EXERCISE DETAILS ▸ Each line of the records below that holds "JSON" should be returned.

────

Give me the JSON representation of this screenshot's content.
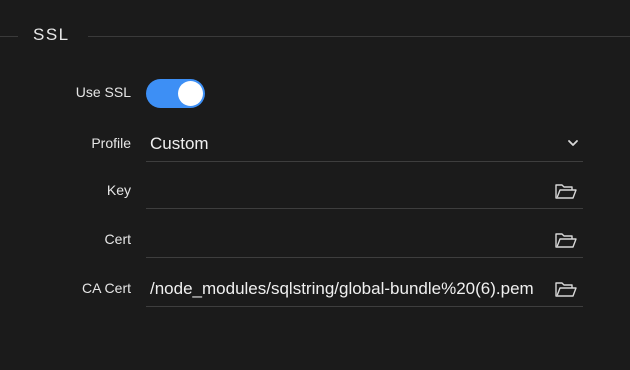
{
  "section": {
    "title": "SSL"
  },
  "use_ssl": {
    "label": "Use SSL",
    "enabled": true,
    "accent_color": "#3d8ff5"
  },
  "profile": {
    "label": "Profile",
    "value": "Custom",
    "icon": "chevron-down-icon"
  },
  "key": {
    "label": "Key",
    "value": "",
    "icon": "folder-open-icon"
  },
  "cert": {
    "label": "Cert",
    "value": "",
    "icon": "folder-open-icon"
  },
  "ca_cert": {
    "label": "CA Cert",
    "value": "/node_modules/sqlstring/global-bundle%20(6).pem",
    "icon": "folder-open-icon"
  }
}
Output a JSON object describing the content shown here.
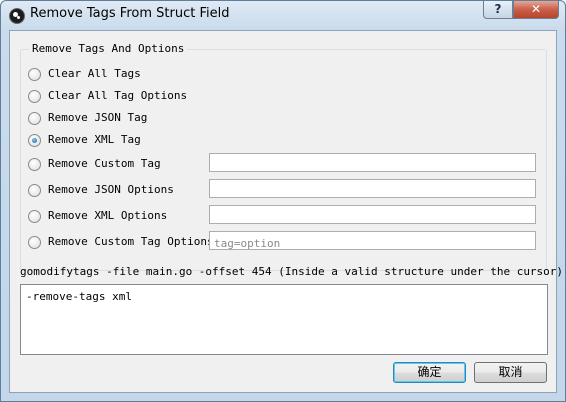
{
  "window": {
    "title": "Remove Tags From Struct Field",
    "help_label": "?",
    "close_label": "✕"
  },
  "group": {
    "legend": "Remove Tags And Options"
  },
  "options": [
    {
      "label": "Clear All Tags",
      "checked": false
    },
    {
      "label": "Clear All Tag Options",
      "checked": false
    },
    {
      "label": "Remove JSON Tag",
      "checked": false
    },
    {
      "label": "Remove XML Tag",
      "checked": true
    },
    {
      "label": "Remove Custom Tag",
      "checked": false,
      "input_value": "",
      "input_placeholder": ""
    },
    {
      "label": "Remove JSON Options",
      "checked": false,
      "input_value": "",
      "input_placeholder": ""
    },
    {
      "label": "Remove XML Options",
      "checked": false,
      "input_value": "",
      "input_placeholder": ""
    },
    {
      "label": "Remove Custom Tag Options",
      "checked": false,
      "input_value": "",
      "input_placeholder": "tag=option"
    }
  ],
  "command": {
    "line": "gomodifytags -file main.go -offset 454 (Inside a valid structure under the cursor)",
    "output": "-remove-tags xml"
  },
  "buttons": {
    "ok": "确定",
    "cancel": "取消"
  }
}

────

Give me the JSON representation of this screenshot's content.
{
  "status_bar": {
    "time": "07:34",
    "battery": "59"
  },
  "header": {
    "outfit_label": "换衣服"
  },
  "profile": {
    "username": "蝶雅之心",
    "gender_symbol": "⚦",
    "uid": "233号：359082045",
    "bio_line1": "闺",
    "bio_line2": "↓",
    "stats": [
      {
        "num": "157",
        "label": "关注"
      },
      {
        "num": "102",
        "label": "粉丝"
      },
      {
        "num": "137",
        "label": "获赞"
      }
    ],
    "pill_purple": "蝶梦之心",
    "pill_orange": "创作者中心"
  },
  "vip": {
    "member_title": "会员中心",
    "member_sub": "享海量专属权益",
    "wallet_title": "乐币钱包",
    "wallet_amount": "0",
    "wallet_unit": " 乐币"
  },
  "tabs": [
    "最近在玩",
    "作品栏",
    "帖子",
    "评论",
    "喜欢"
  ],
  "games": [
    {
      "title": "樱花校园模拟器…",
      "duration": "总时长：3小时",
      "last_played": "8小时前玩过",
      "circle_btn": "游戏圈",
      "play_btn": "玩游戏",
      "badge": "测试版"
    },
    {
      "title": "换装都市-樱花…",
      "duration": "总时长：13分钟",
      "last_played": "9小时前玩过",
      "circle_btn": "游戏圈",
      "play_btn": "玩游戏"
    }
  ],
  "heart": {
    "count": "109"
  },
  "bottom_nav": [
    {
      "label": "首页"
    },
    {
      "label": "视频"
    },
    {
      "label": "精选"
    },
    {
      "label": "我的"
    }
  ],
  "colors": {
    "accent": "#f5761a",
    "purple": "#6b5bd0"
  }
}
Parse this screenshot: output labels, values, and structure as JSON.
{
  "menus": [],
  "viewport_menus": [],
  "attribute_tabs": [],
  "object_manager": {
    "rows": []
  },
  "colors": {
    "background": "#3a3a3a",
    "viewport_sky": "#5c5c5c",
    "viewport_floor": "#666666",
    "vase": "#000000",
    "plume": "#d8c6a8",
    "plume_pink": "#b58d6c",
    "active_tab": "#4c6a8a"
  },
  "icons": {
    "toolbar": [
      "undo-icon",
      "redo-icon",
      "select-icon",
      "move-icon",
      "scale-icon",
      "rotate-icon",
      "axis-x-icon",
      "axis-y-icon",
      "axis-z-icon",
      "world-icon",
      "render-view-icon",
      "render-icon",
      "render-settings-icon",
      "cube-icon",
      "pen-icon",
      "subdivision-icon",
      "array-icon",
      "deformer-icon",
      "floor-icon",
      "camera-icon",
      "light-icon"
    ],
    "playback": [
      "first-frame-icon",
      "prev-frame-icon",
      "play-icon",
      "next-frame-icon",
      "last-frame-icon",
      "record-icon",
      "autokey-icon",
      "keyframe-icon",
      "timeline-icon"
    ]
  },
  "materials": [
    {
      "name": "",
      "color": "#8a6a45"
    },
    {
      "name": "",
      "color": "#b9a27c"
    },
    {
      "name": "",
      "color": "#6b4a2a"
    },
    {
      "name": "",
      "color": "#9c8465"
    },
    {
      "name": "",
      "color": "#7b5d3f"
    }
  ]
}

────

ANSWER TO THIS TASK ▸
Give me the JSON representation of this screenshot's content.
Output a JSON object describing the content shown here.
      "label": "Remove JSON Tag",
      "label": "Remove JSON Options",
Give me the JSON representation of this screenshot's content.
Parse this screenshot: output labels, values, and structure as JSON.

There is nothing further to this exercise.